Both the acting and singing in Childsplay’s “A Year With Frog and Toad” are exceptional, rivaling the quality of many a touring Broadway show I’ve seen through the years. Ditto for the costumes (designed by Karen Ann Ledger) — once again worthy of their own exhibition.

Childsplay’s current production of “A Year With Frog and Toad” also features music direction by Alan Ruch (who wrote words and music for “The Yellow Boat”), choreography by Michael Barnard (now in his 12th season as producing artistic director for Phoenix Theatre) and lighting design by Rick Paulsen (who recently lit Childsplay’s production of “The BFG”).

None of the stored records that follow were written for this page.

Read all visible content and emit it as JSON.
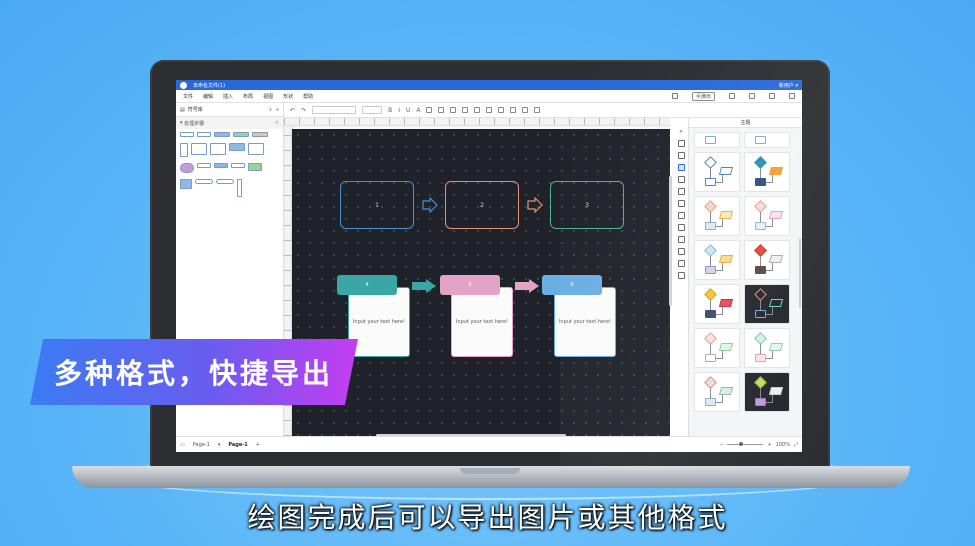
{
  "app": {
    "window_title": "未命名文件(1)",
    "user": "新用户 ▾"
  },
  "menu": {
    "items": [
      "文件",
      "编辑",
      "插入",
      "布局",
      "视图",
      "形状",
      "帮助"
    ],
    "present_label": "⦿演示"
  },
  "left_panel": {
    "title": "符号库",
    "section": "处理步骤"
  },
  "canvas": {
    "nodes": [
      {
        "label": "1",
        "color": "#4b8fd6"
      },
      {
        "label": "2",
        "color": "#e2917a"
      },
      {
        "label": "3",
        "color": "#4fb08a"
      }
    ],
    "cards": [
      {
        "label": "4",
        "head_color": "#3aa6a6",
        "body": "Input your text here!"
      },
      {
        "label": "5",
        "head_color": "#e2a3c7",
        "body": "Input your text here!"
      },
      {
        "label": "6",
        "head_color": "#6aaee6",
        "body": "Input your text here!"
      }
    ]
  },
  "theme_panel": {
    "title": "主题"
  },
  "statusbar": {
    "page_select": "Page-1",
    "active_tab": "Page-1",
    "add": "+",
    "zoom": "100%"
  },
  "overlay": {
    "banner": "多种格式，快捷导出",
    "subtitle": "绘图完成后可以导出图片或其他格式"
  },
  "colors": {
    "accent": "#2a68d8",
    "canvas_bg": "#1f2329",
    "banner_start": "#3a7cf3",
    "banner_end": "#c43df0"
  }
}
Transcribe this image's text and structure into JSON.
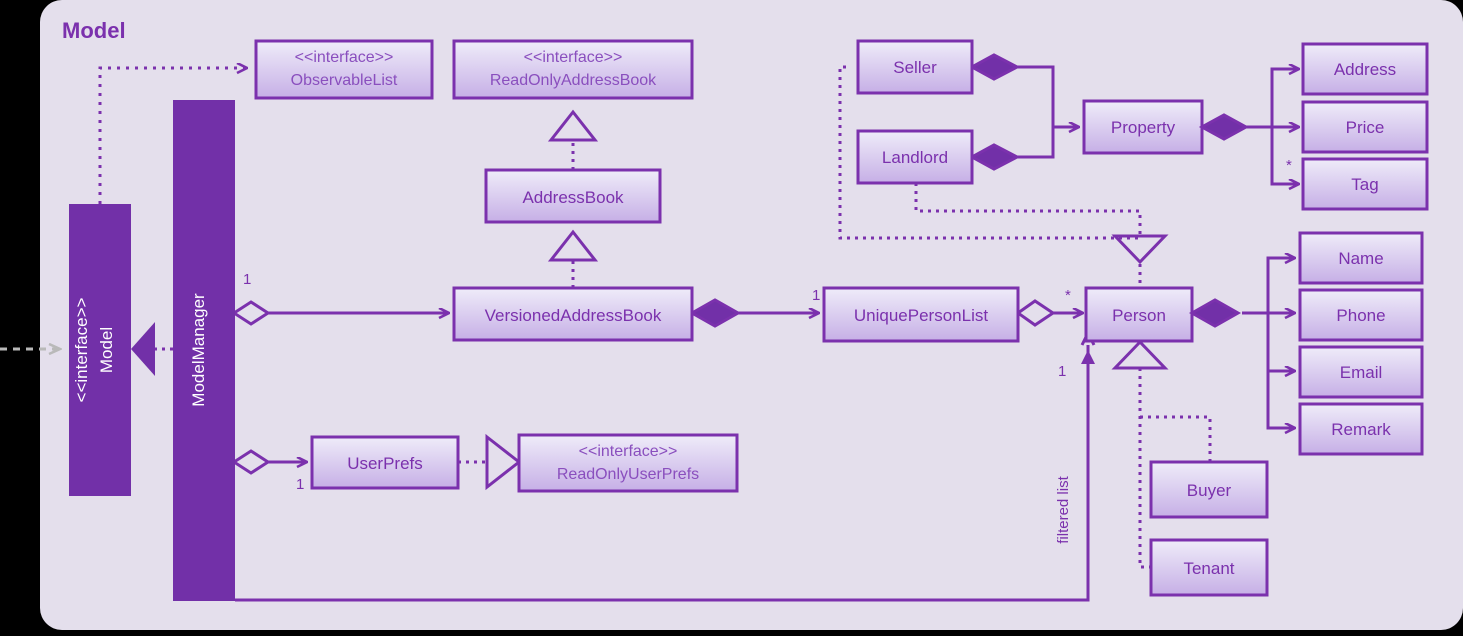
{
  "diagram": {
    "title": "Model",
    "type": "uml-class-diagram",
    "colors": {
      "panel_bg": "#e4dfec",
      "outer_bg": "#000000",
      "stroke": "#7b31ad",
      "box_fill_top": "#ece8f7",
      "box_fill_bottom": "#c9b3e8",
      "solid_fill": "#7230a8",
      "white_text": "#ffffff",
      "external_arrow": "#b9b9b9"
    }
  },
  "classes": {
    "observable_list": {
      "stereotype": "<<interface>>",
      "name": "ObservableList"
    },
    "read_only_address_book": {
      "stereotype": "<<interface>>",
      "name": "ReadOnlyAddressBook"
    },
    "address_book": {
      "name": "AddressBook"
    },
    "versioned_address_book": {
      "name": "VersionedAddressBook"
    },
    "model": {
      "stereotype": "<<interface>>",
      "name": "Model"
    },
    "model_manager": {
      "name": "ModelManager"
    },
    "user_prefs": {
      "name": "UserPrefs"
    },
    "read_only_user_prefs": {
      "stereotype": "<<interface>>",
      "name": "ReadOnlyUserPrefs"
    },
    "unique_person_list": {
      "name": "UniquePersonList"
    },
    "person": {
      "name": "Person"
    },
    "seller": {
      "name": "Seller"
    },
    "landlord": {
      "name": "Landlord"
    },
    "property": {
      "name": "Property"
    },
    "address": {
      "name": "Address"
    },
    "price": {
      "name": "Price"
    },
    "tag": {
      "name": "Tag"
    },
    "name_attr": {
      "name": "Name"
    },
    "phone": {
      "name": "Phone"
    },
    "email": {
      "name": "Email"
    },
    "remark": {
      "name": "Remark"
    },
    "buyer": {
      "name": "Buyer"
    },
    "tenant": {
      "name": "Tenant"
    }
  },
  "multiplicities": {
    "mm_to_vab": "1",
    "mm_to_userprefs": "1",
    "vab_to_upl": "1",
    "upl_to_person": "*",
    "person_to_tag": "*",
    "filtered_list_one": "1"
  },
  "labels": {
    "filtered_list": "filtered list"
  }
}
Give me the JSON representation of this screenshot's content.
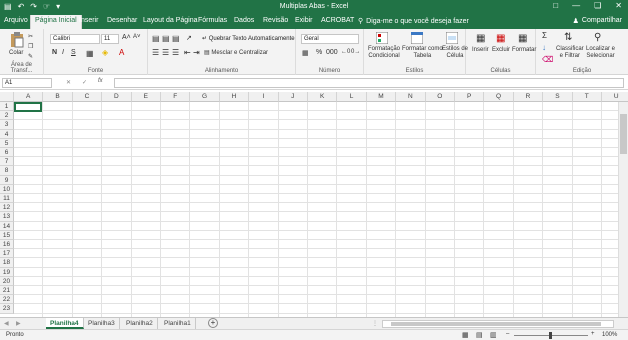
{
  "window": {
    "title": "Multiplas Abas  -  Excel",
    "minimize": "—",
    "restore": "❏",
    "close": "✕"
  },
  "tabs": [
    "Arquivo",
    "Página Inicial",
    "Inserir",
    "Desenhar",
    "Layout da Página",
    "Fórmulas",
    "Dados",
    "Revisão",
    "Exibir",
    "ACROBAT"
  ],
  "tellme": "Diga-me o que você deseja fazer",
  "share": "Compartilhar",
  "ribbon": {
    "clipboard": {
      "paste": "Colar",
      "label": "Área de Transf..."
    },
    "font": {
      "name": "Calibri",
      "size": "11",
      "bold": "N",
      "italic": "I",
      "underline": "S",
      "label": "Fonte"
    },
    "alignment": {
      "wrap": "Quebrar Texto Automaticamente",
      "merge": "Mesclar e Centralizar",
      "label": "Alinhamento"
    },
    "number": {
      "format": "Geral",
      "label": "Número"
    },
    "styles": {
      "conditional": "Formatação\nCondicional",
      "table": "Formatar como\nTabela",
      "cell": "Estilos de\nCélula",
      "label": "Estilos"
    },
    "cells": {
      "insert": "Inserir",
      "delete": "Excluir",
      "format": "Formatar",
      "label": "Células"
    },
    "editing": {
      "sort": "Classificar\ne Filtrar",
      "find": "Localizar e\nSelecionar",
      "label": "Edição"
    }
  },
  "formula": {
    "namebox": "A1",
    "fx": "fx",
    "value": ""
  },
  "columns": [
    "A",
    "B",
    "C",
    "D",
    "E",
    "F",
    "G",
    "H",
    "I",
    "J",
    "K",
    "L",
    "M",
    "N",
    "O",
    "P",
    "Q",
    "R",
    "S",
    "T",
    "U"
  ],
  "rows": [
    "1",
    "2",
    "3",
    "4",
    "5",
    "6",
    "7",
    "8",
    "9",
    "10",
    "11",
    "12",
    "13",
    "14",
    "15",
    "16",
    "17",
    "18",
    "19",
    "20",
    "21",
    "22",
    "23"
  ],
  "sheets": [
    "Planilha4",
    "Planilha3",
    "Planilha2",
    "Planilha1"
  ],
  "add_sheet": "+",
  "status": {
    "left": "Pronto",
    "zoom": "100%"
  },
  "colors": {
    "accent": "#217346"
  }
}
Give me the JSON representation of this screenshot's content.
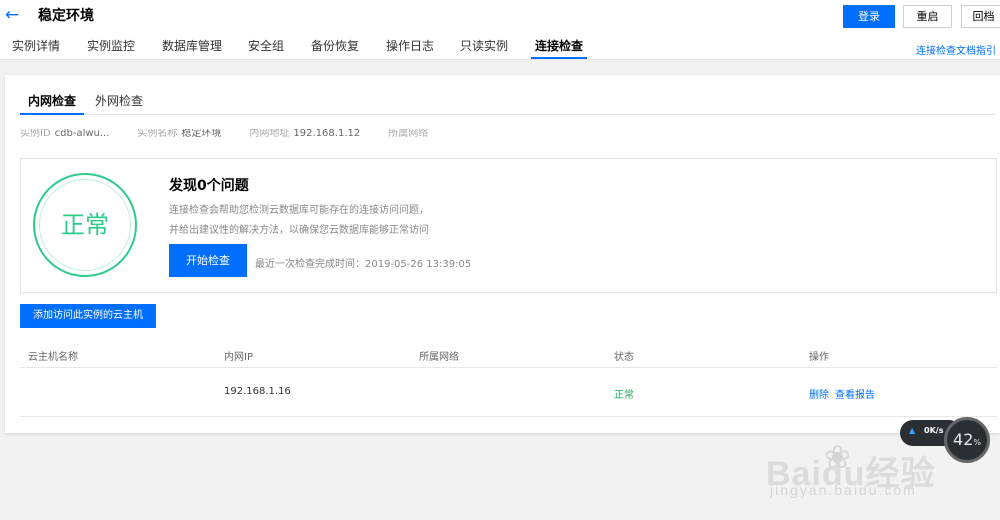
{
  "header": {
    "back_icon": "arrow-left-icon",
    "title": "稳定环境",
    "buttons": {
      "login": "登录",
      "restart": "重启",
      "rollback": "回档"
    },
    "colors": {
      "primary": "#006eff"
    }
  },
  "tabs": [
    "实例详情",
    "实例监控",
    "数据库管理",
    "安全组",
    "备份恢复",
    "操作日志",
    "只读实例",
    "连接检查"
  ],
  "active_tab": "连接检查",
  "doc_link": "连接检查文档指引",
  "subtabs": [
    "内网检查",
    "外网检查"
  ],
  "active_subtab": "内网检查",
  "faded_info": {
    "instance_id_label": "实例ID",
    "instance_id_value": "cdb-alwu...",
    "name_label": "实例名称",
    "name_value": "稳定环境",
    "ip_label": "内网地址",
    "ip_value": "192.168.1.12",
    "net_label": "所属网络"
  },
  "result": {
    "status_icon": "status-normal-circle",
    "status_text": "正常",
    "status_color": "#2ecb8b",
    "title": "发现0个问题",
    "desc1": "连接检查会帮助您检测云数据库可能存在的连接访问问题，",
    "desc2": "并给出建议性的解决方法，以确保您云数据库能够正常访问",
    "start_button": "开始检查",
    "last_check": "最近一次检查完成时间：2019-05-26 13:39:05"
  },
  "add_button": "添加访问此实例的云主机",
  "table": {
    "columns": [
      "云主机名称",
      "内网IP",
      "所属网络",
      "状态",
      "操作"
    ],
    "rows": [
      {
        "name": "",
        "ip": "192.168.1.16",
        "network": "",
        "status": "正常",
        "actions": [
          "删除",
          "查看报告"
        ]
      }
    ]
  },
  "speed_widget": {
    "rate": "0K/s",
    "percent": "42",
    "percent_unit": "%"
  },
  "watermark": {
    "main": "Baidu经验",
    "sub": "jingyan.baidu.com",
    "icon": "baidu-paw-icon"
  }
}
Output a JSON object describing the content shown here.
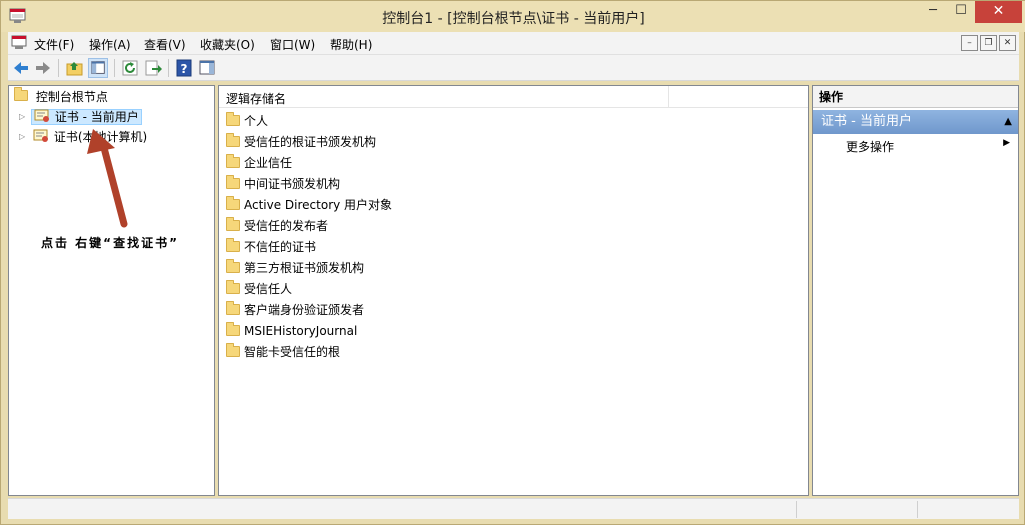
{
  "window": {
    "title": "控制台1 - [控制台根节点\\证书 - 当前用户]",
    "minimize": "─",
    "maximize": "☐",
    "close": "✕"
  },
  "menu": {
    "items": [
      "文件(F)",
      "操作(A)",
      "查看(V)",
      "收藏夹(O)",
      "窗口(W)",
      "帮助(H)"
    ],
    "mdi_min": "–",
    "mdi_restore": "❐",
    "mdi_close": "✕"
  },
  "tree": {
    "root": "控制台根节点",
    "nodes": [
      {
        "label": "证书 - 当前用户"
      },
      {
        "label": "证书(本地计算机)"
      }
    ],
    "annotation": "点击 右键“查找证书”"
  },
  "list": {
    "column": "逻辑存储名",
    "items": [
      "个人",
      "受信任的根证书颁发机构",
      "企业信任",
      "中间证书颁发机构",
      "Active Directory 用户对象",
      "受信任的发布者",
      "不信任的证书",
      "第三方根证书颁发机构",
      "受信任人",
      "客户端身份验证颁发者",
      "MSIEHistoryJournal",
      "智能卡受信任的根"
    ]
  },
  "actions": {
    "title": "操作",
    "group": "证书 - 当前用户",
    "collapse": "▲",
    "more": "更多操作",
    "more_arrow": "▶"
  },
  "colors": {
    "annotation_arrow": "#b0412a",
    "action_group": "#7aa0d2",
    "close_button": "#c7423a"
  }
}
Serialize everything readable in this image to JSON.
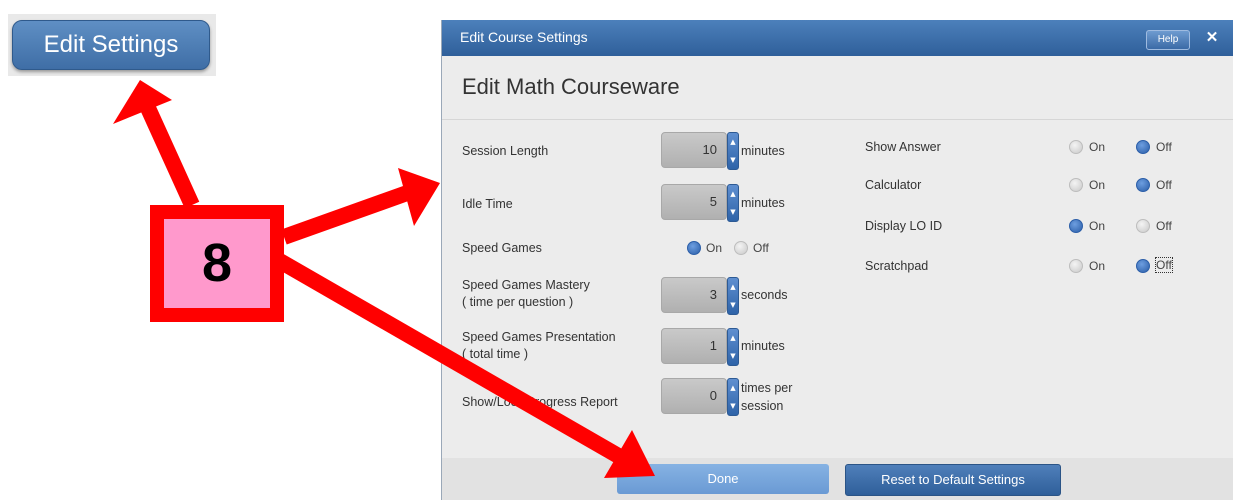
{
  "edit_settings_button": "Edit Settings",
  "dialog": {
    "title": "Edit Course Settings",
    "help_label": "Help",
    "close_glyph": "✕",
    "heading": "Edit Math Courseware"
  },
  "left_settings": [
    {
      "label": "Session Length",
      "value": "10",
      "unit": "minutes"
    },
    {
      "label": "Idle Time",
      "value": "5",
      "unit": "minutes"
    },
    {
      "label": "Speed Games Mastery",
      "label2": "( time per question )",
      "value": "3",
      "unit": "seconds"
    },
    {
      "label": "Speed Games Presentation",
      "label2": "( total time )",
      "value": "1",
      "unit": "minutes"
    },
    {
      "label": "Show/Lock Progress Report",
      "value": "0",
      "unit": "times per",
      "unit2": "session"
    }
  ],
  "speed_games": {
    "label": "Speed Games",
    "on": "On",
    "off": "Off",
    "selected": "On"
  },
  "right_settings": [
    {
      "label": "Show Answer",
      "on": "On",
      "off": "Off",
      "selected": "Off"
    },
    {
      "label": "Calculator",
      "on": "On",
      "off": "Off",
      "selected": "Off"
    },
    {
      "label": "Display LO ID",
      "on": "On",
      "off": "Off",
      "selected": "On"
    },
    {
      "label": "Scratchpad",
      "on": "On",
      "off": "Off",
      "selected": "Off"
    }
  ],
  "footer": {
    "done_label": "Done",
    "reset_label": "Reset to Default Settings"
  },
  "annotation": {
    "step_number": "8",
    "color": "#ff0000",
    "fill": "#ff99cc"
  },
  "colors": {
    "titlebar": "#3a6ba8",
    "accent": "#2b5ea8"
  }
}
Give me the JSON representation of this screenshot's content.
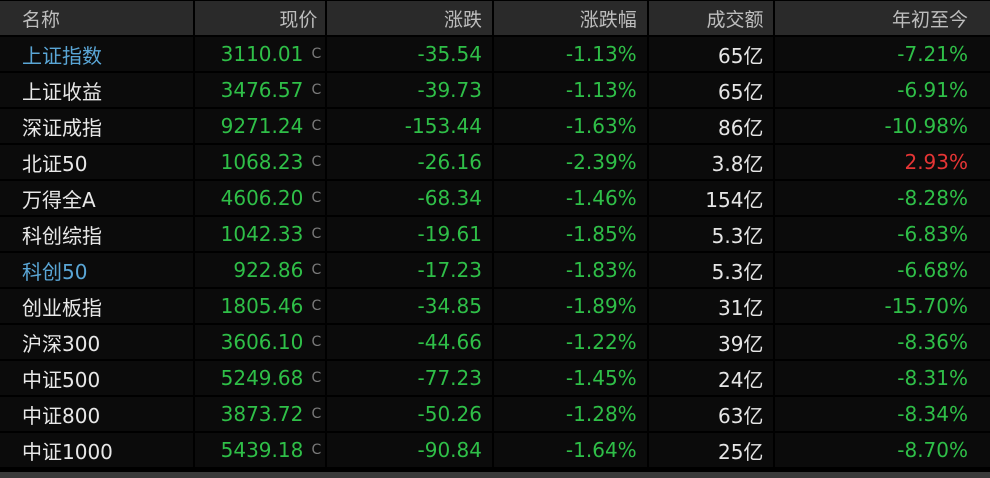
{
  "header": {
    "name": "名称",
    "price": "现价",
    "change": "涨跌",
    "change_pct": "涨跌幅",
    "volume": "成交额",
    "ytd": "年初至今"
  },
  "rows": [
    {
      "name": "上证指数",
      "link": true,
      "price": "3110.01",
      "mark": "C",
      "change": "-35.54",
      "change_pct": "-1.13%",
      "volume": "65亿",
      "ytd": "-7.21%",
      "ytd_dir": "neg"
    },
    {
      "name": "上证收益",
      "link": false,
      "price": "3476.57",
      "mark": "C",
      "change": "-39.73",
      "change_pct": "-1.13%",
      "volume": "65亿",
      "ytd": "-6.91%",
      "ytd_dir": "neg"
    },
    {
      "name": "深证成指",
      "link": false,
      "price": "9271.24",
      "mark": "C",
      "change": "-153.44",
      "change_pct": "-1.63%",
      "volume": "86亿",
      "ytd": "-10.98%",
      "ytd_dir": "neg"
    },
    {
      "name": "北证50",
      "link": false,
      "price": "1068.23",
      "mark": "C",
      "change": "-26.16",
      "change_pct": "-2.39%",
      "volume": "3.8亿",
      "ytd": "2.93%",
      "ytd_dir": "pos"
    },
    {
      "name": "万得全A",
      "link": false,
      "price": "4606.20",
      "mark": "C",
      "change": "-68.34",
      "change_pct": "-1.46%",
      "volume": "154亿",
      "ytd": "-8.28%",
      "ytd_dir": "neg"
    },
    {
      "name": "科创综指",
      "link": false,
      "price": "1042.33",
      "mark": "C",
      "change": "-19.61",
      "change_pct": "-1.85%",
      "volume": "5.3亿",
      "ytd": "-6.83%",
      "ytd_dir": "neg"
    },
    {
      "name": "科创50",
      "link": true,
      "price": "922.86",
      "mark": "C",
      "change": "-17.23",
      "change_pct": "-1.83%",
      "volume": "5.3亿",
      "ytd": "-6.68%",
      "ytd_dir": "neg"
    },
    {
      "name": "创业板指",
      "link": false,
      "price": "1805.46",
      "mark": "C",
      "change": "-34.85",
      "change_pct": "-1.89%",
      "volume": "31亿",
      "ytd": "-15.70%",
      "ytd_dir": "neg"
    },
    {
      "name": "沪深300",
      "link": false,
      "price": "3606.10",
      "mark": "C",
      "change": "-44.66",
      "change_pct": "-1.22%",
      "volume": "39亿",
      "ytd": "-8.36%",
      "ytd_dir": "neg"
    },
    {
      "name": "中证500",
      "link": false,
      "price": "5249.68",
      "mark": "C",
      "change": "-77.23",
      "change_pct": "-1.45%",
      "volume": "24亿",
      "ytd": "-8.31%",
      "ytd_dir": "neg"
    },
    {
      "name": "中证800",
      "link": false,
      "price": "3873.72",
      "mark": "C",
      "change": "-50.26",
      "change_pct": "-1.28%",
      "volume": "63亿",
      "ytd": "-8.34%",
      "ytd_dir": "neg"
    },
    {
      "name": "中证1000",
      "link": false,
      "price": "5439.18",
      "mark": "C",
      "change": "-90.84",
      "change_pct": "-1.64%",
      "volume": "25亿",
      "ytd": "-8.70%",
      "ytd_dir": "neg"
    }
  ],
  "colors": {
    "background": "#000000",
    "header_bg": "#2a2a2a",
    "down_green": "#2fbf48",
    "up_red": "#e53535",
    "link_blue": "#5aa6d6"
  }
}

Sound design is by Christopher Neumeyer, projection design is by Anthony Runfola (who rocks it by adding a techo-friendly touch that’ll appeal to screen-savvy kids) and stage management is by Samantha Reis.

Poster for the Broadway production of "A Year With Frog and Toad"

“A Year With Frog and Toad” enjoyed a brief run on Broadway during 2003, garnering a Tony nomination for “Best Musical” as well as nominations for brothers Robert Reale (music) and Willie Reale (book and lyrics).

You know, maybe I’m on to something there with the whole Broadway/NYC thing. Anybody know how I can get my ode to Childsplay’s “Frog and Toad” on the giant screen in NYC’s Times Square?

–Lynn

Note: Changing Hands Bookstore in Tempe will feature a teaching artist from Childsplay reading from Lobel’s “Frog and Toad” series at their “Explore-a-Story” family event on Sept 25 at 10am. The event is free and includes dramatic play that’ll guide children through “some of Frog and Toad’s best adventures.” Children and teens can enjoy training with the talented artists of Childsplay through various workshops and camps — click here to learn more.

Coming up: Musings on theater award season in Arizona, Celebrating National Hispanic Heritage Month